Trachypith’ – Lutungs

Completely change their fur color when they grow up

Lutungs, also commonly known as langurs, are a group of Old World monkeys that inhabit the diverse landscapes of Southeast Asia. Characterized by their medium size and agile nature, lutungs are primarily arboreal, spending the majority of their lives high in the canopy of lush rainforests and mountainous forests.

Langurs strongly prefer dense, tropical rainforests, where the thick foliage offers ample food resources and protection from predators. However, their adaptability allows them to thrive in various forest types, including mountain forests, where the climate and vegetation differ significantly from the lowland rainforests. Their physical adaptations, such as strong limbs and a tail that aids in balance, are crucial for navigating the complex three-dimensional space of the forest canopy.

These primates are primarily diurnal rather than nocturnal. They exhibit peak activity levels during the cooler hours of early morning and late afternoon, avoiding the midday heat by resting in the shade of the forest canopy. This behavioral adaptation helps them conserve energy and avoid exposure to predators during the hottest parts of the day. Lutungs rarely descend to the ground, highlighting their dependence on the arboreal environment for safety, food, and social interaction.

Social grooming plays a significant role in lutung societies. It is a vital social bonding activity that helps to maintain and reinforce the hierarchical structure and cohesion within groups. This behavior helps remove parasites and maintain fur health and facilitates social interactions and the establishment of alliances among group members.

Lutungs are primarily folivorous, with a diet emphasizing leaves as a major food source. Their specialized digestive system allows them to process the cellulose in leaves more efficiently than many other primates. In addition to mature and young leaves, their diet includes fruits (ripe and unripe), seeds, buds, and flowers.
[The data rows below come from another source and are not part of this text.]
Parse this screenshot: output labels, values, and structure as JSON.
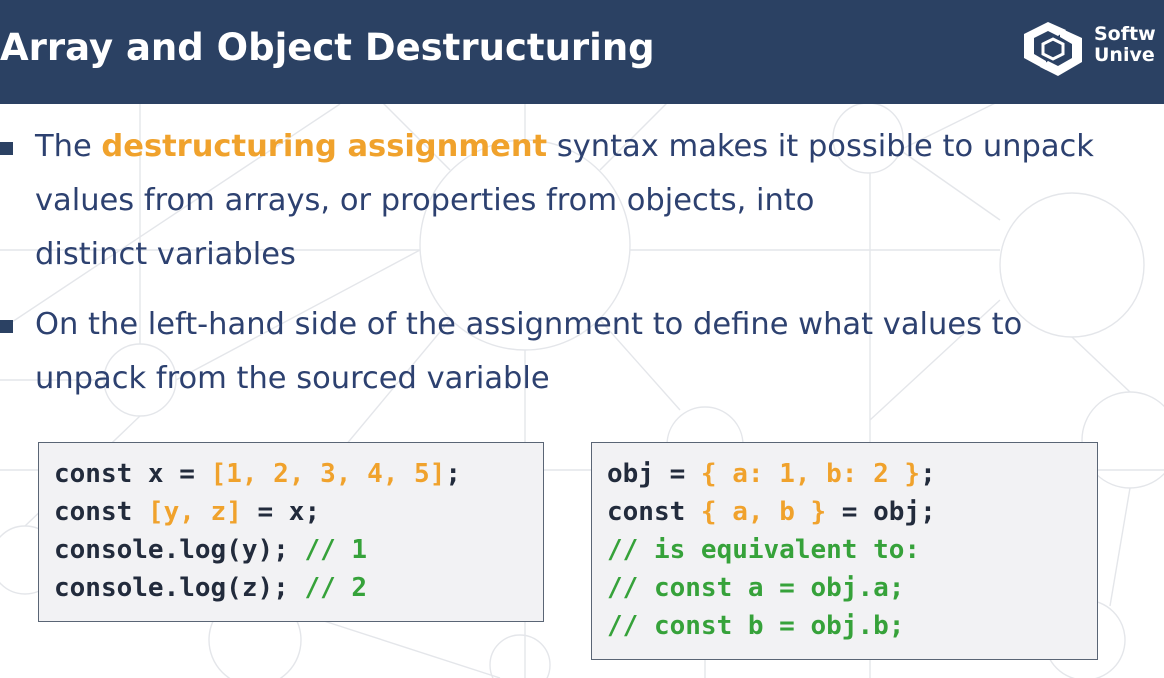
{
  "slide": {
    "title": "Array and Object Destructuring",
    "logo": {
      "icon": "softuni-logo-icon",
      "line1": "Softw",
      "line2": "Unive"
    }
  },
  "bullets": [
    {
      "parts": [
        {
          "text": "The ",
          "style": "normal"
        },
        {
          "text": "destructuring assignment",
          "style": "highlight"
        },
        {
          "text": " syntax makes it possible to unpack",
          "style": "normal"
        }
      ],
      "line2": "values from arrays, or properties from objects, into",
      "line3": "distinct variables"
    },
    {
      "line1": "On the left-hand side of the assignment to define what values to",
      "line2": "unpack from the sourced variable"
    }
  ],
  "code_left": {
    "lines": [
      [
        {
          "t": "const x = ",
          "c": "k"
        },
        {
          "t": "[1, 2, 3, 4, 5]",
          "c": "y"
        },
        {
          "t": ";",
          "c": "k"
        }
      ],
      [
        {
          "t": "const ",
          "c": "k"
        },
        {
          "t": "[y, z]",
          "c": "y"
        },
        {
          "t": " = x;",
          "c": "k"
        }
      ],
      [
        {
          "t": "console.log(y); ",
          "c": "k"
        },
        {
          "t": "// 1",
          "c": "g"
        }
      ],
      [
        {
          "t": "console.log(z); ",
          "c": "k"
        },
        {
          "t": "// 2",
          "c": "g"
        }
      ]
    ]
  },
  "code_right": {
    "lines": [
      [
        {
          "t": "obj = ",
          "c": "k"
        },
        {
          "t": "{ a: 1, b: 2 }",
          "c": "y"
        },
        {
          "t": ";",
          "c": "k"
        }
      ],
      [
        {
          "t": "const ",
          "c": "k"
        },
        {
          "t": "{ a, b }",
          "c": "y"
        },
        {
          "t": " = obj;",
          "c": "k"
        }
      ],
      [
        {
          "t": "// is equivalent to:",
          "c": "g"
        }
      ],
      [
        {
          "t": "// const a = obj.a;",
          "c": "g"
        }
      ],
      [
        {
          "t": "// const b = obj.b;",
          "c": "g"
        }
      ]
    ]
  },
  "colors": {
    "header_bg": "#2b4163",
    "text": "#2d4170",
    "accent": "#f0a22c",
    "comment": "#36a23a",
    "code_bg": "#f2f2f4"
  }
}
This varied diet reflects their ability to exploit the diverse plant resources available in their forest habitats.